Ethnic job discrimination in the Netherlands

I have more than one reason to care about job discrimination based on ethnicity in the Netherlands. A new study shows that there is plenty to worry about. In short, the researchers sent identical job applications varying only the name – Dutch vs. ethnic (Antillean, Surinamese, Turkish, Moroccan). The ‘Dutch’ applicants had a higher chance of being invited for a job interview. The effect is rather small in size (5-8 percentage points), but is robust and statistically significant. Furthermore, discrimination is greater for ethnic males (20 percentage points), and for the lower-educated. This study investigates ethnic discrimination in the Dutch labor market, using field experiments. Two thousand eighty applications were sent to 1340 job vacancies; one applicant had a Dutch-sounding name, the other a name that signaled immigrant descent. Our aims were (a) to test for the persistence of discrimination in the Dutch labor market; (b) to study the interactions of ethnic background with job characteristics; (c) to study the complexity of discrimination against a background of multiple group membership. Results indicate that discrimination continues to be a problem in selection procedures. Interactions with job characteristics and multiple group membership are discussed. [full text (gated) here] Andriessen, Iris, Eline Nievers, Jaco Dagevos, and Laila Faulk. “Ethnic Discrimination in the Dutch Labor Market: Its Relationship with Job Characteristics and Multiple Group Membership.” Work and Occupations 39, no. 3 (2012): 237-69.  

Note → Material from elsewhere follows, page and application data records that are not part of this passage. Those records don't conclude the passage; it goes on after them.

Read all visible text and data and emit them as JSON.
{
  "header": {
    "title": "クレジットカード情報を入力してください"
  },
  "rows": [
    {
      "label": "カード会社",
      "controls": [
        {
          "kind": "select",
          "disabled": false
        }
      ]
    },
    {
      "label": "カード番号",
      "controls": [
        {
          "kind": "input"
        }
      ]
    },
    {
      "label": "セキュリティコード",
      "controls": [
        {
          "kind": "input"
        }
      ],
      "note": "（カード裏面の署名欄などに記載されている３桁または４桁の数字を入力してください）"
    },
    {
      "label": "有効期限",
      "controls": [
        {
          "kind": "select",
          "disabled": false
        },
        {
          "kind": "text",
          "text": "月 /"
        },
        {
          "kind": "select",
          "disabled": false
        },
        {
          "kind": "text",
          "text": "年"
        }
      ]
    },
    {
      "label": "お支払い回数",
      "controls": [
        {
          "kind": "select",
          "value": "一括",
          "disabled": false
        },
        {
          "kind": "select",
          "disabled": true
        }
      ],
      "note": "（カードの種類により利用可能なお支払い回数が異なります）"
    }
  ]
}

Social science in the courtroom

Everyone who is interested in the sociology of science, causal inferences from observational data, employment gender discrimination, judicial sagas, or academic spats should read the latest issue of Sociological Methods & Research. The whole issue is devoted to the Wal-Mart Stores,Inc. v. Dukes et al. case – “the largest class-action employment discrimination suit in history”, with a focus on the uses of social science evidence in the courtroom.  The focal point of contestation is the report of Dr. Bielby – an expert for the plaintiff. In a nutshell, the report says that the gender bias in promotion decisions at Wal-Mart can be attributed to the lack of efforts to create a strong corporate culture and limit the discretion managers have in promotion decisions, which in turn allows for biased decisions. The evidence is mostly 1) a literature review that supports the causal links between corporate policies and corporate culture, corporate culture and individual behavior, discretion and biased individual behavior, and corporate policies and outcomes, and 2) description of the corporate policies and culture at Wal-Mart which points to a relatively weak policy towards gender discrimination and considerable discretion for managers in promotion decisions. Dr. Bielby describes the method as follows: “…look at distinctive features of the firm’s policies and practices and … evaluate them against what social scientific research shows to be factors that create and sustain bias and those that minimize bias” [the method is designated as “social framework analysis”]. What gives the case broader significance (apart from the fact that it directly concerns between half a million and a million and a half…